It should also speed up the game - I dislike moving little single bases when I can move larger ones.  Some might ask why I don't just use movement trays - yes it would simplify things - but I just don't like the figures standing 6mm or so above the terrain as if they were all on a giant surfboard.  It's just an aesthetic thing and we all have our personal tastes.  I've tried movement trays and I am just not fond of them at all.

One potential problem was how to remove the figures that I had previously completed with basing texture of sand and acrylic paint. This stuff sets like concrete.  The Confederates above are standing in water.  After 30 minutes the bases are soft to the modelling blade.  I had feared that I would have to drill them out with my Dremel tool. A gentle scraping and lifting will undo all my previous hard work, but will result in figures being rebased in a far better fashion which also protects them more and makes them more playable to my mind.

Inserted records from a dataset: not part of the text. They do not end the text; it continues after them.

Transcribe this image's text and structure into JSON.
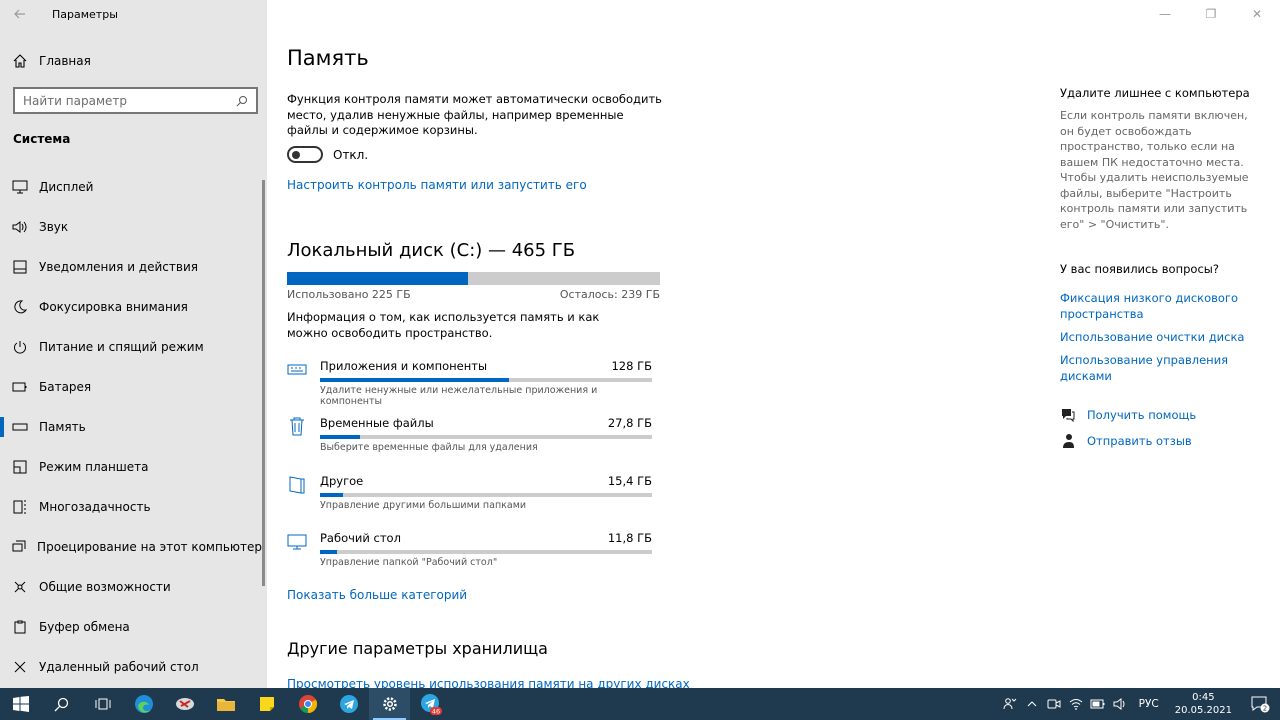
{
  "window": {
    "title": "Параметры",
    "controls": [
      "—",
      "❐",
      "✕"
    ]
  },
  "sidebar": {
    "home_label": "Главная",
    "search_placeholder": "Найти параметр",
    "section": "Система",
    "items": [
      {
        "label": "Дисплей",
        "icon": "display-icon"
      },
      {
        "label": "Звук",
        "icon": "sound-icon"
      },
      {
        "label": "Уведомления и действия",
        "icon": "notifications-icon"
      },
      {
        "label": "Фокусировка внимания",
        "icon": "focus-icon"
      },
      {
        "label": "Питание и спящий режим",
        "icon": "power-icon"
      },
      {
        "label": "Батарея",
        "icon": "battery-icon"
      },
      {
        "label": "Память",
        "icon": "storage-icon",
        "active": true
      },
      {
        "label": "Режим планшета",
        "icon": "tablet-icon"
      },
      {
        "label": "Многозадачность",
        "icon": "multitasking-icon"
      },
      {
        "label": "Проецирование на этот компьютер",
        "icon": "projecting-icon"
      },
      {
        "label": "Общие возможности",
        "icon": "shared-icon"
      },
      {
        "label": "Буфер обмена",
        "icon": "clipboard-icon"
      },
      {
        "label": "Удаленный рабочий стол",
        "icon": "remote-desktop-icon"
      }
    ]
  },
  "main": {
    "title": "Память",
    "intro": "Функция контроля памяти может автоматически освободить место, удалив ненужные файлы, например временные файлы и содержимое корзины.",
    "toggle_label": "Откл.",
    "toggle_on": false,
    "configure_link": "Настроить контроль памяти или запустить его",
    "disk": {
      "title": "Локальный диск (C:) — 465 ГБ",
      "used_label": "Использовано 225 ГБ",
      "free_label": "Осталось: 239 ГБ",
      "used_fraction": 0.485
    },
    "info": "Информация о том, как используется память и как можно освободить пространство.",
    "categories": [
      {
        "name": "Приложения и компоненты",
        "size": "128 ГБ",
        "sub": "Удалите ненужные или нежелательные приложения и компоненты",
        "fraction": 0.57,
        "icon": "apps-icon"
      },
      {
        "name": "Временные файлы",
        "size": "27,8 ГБ",
        "sub": "Выберите временные файлы для удаления",
        "fraction": 0.12,
        "icon": "trash-icon"
      },
      {
        "name": "Другое",
        "size": "15,4 ГБ",
        "sub": "Управление другими большими папками",
        "fraction": 0.07,
        "icon": "folder-other-icon"
      },
      {
        "name": "Рабочий стол",
        "size": "11,8 ГБ",
        "sub": "Управление папкой \"Рабочий стол\"",
        "fraction": 0.05,
        "icon": "desktop-icon"
      }
    ],
    "more_link": "Показать больше категорий",
    "other_title": "Другие параметры хранилища",
    "other_link": "Просмотреть уровень использования памяти на других дисках"
  },
  "right": {
    "heading1": "Удалите лишнее с компьютера",
    "para1": "Если контроль памяти включен, он будет освобождать пространство, только если на вашем ПК недостаточно места. Чтобы удалить неиспользуемые файлы, выберите \"Настроить контроль памяти или запустить его\" > \"Очистить\".",
    "heading2": "У вас появились вопросы?",
    "links": [
      "Фиксация низкого дискового пространства",
      "Использование очистки диска",
      "Использование управления дисками"
    ],
    "help": "Получить помощь",
    "feedback": "Отправить отзыв"
  },
  "taskbar": {
    "apps": [
      "start-icon",
      "search-icon",
      "task-view-icon",
      "edge-icon",
      "app-icon",
      "file-explorer-icon",
      "sticky-notes-icon",
      "chrome-icon",
      "telegram-icon",
      "settings-icon",
      "telegram-badge-icon"
    ],
    "badge": "46",
    "lang": "РУС",
    "time": "0:45",
    "date": "20.05.2021",
    "notifications": "2"
  }
}
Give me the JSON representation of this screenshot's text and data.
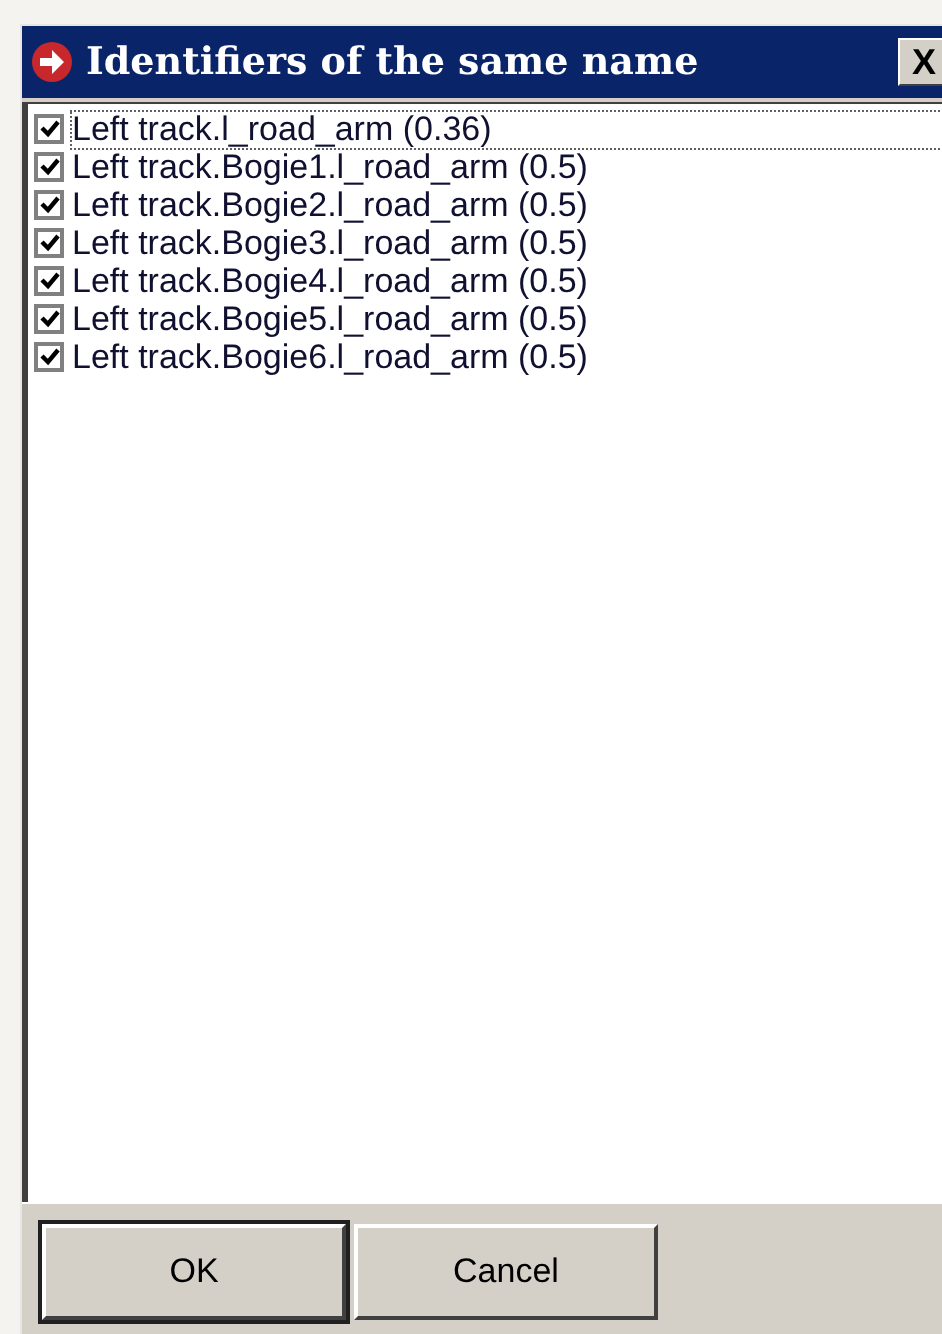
{
  "window": {
    "title": "Identifiers of the same name",
    "close": "X"
  },
  "items": [
    {
      "label": "Left track.l_road_arm (0.36)",
      "checked": true,
      "focused": true
    },
    {
      "label": "Left track.Bogie1.l_road_arm (0.5)",
      "checked": true,
      "focused": false
    },
    {
      "label": "Left track.Bogie2.l_road_arm (0.5)",
      "checked": true,
      "focused": false
    },
    {
      "label": "Left track.Bogie3.l_road_arm (0.5)",
      "checked": true,
      "focused": false
    },
    {
      "label": "Left track.Bogie4.l_road_arm (0.5)",
      "checked": true,
      "focused": false
    },
    {
      "label": "Left track.Bogie5.l_road_arm (0.5)",
      "checked": true,
      "focused": false
    },
    {
      "label": "Left track.Bogie6.l_road_arm (0.5)",
      "checked": true,
      "focused": false
    }
  ],
  "buttons": [
    {
      "label": "OK",
      "default": true
    },
    {
      "label": "Cancel",
      "default": false
    }
  ]
}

Above is work in progress - the first texturing of the Union army.  Below how they look on my new larger MDF bases.

Well, if you have maintained interest so far then I congratulate you! You must have faced similar problems before and were curious to know how I dealt with my dilemma. It is something that has occupied my mind for weeks if not months now.  I think we like these little challenges and dilemmas as a deviation from daily life.  Ultimately, I can now look back on my blog in the coming weeks and say - 'THIS is why I'm putting myself through re-basing well over a thousand figures! Stick with it!'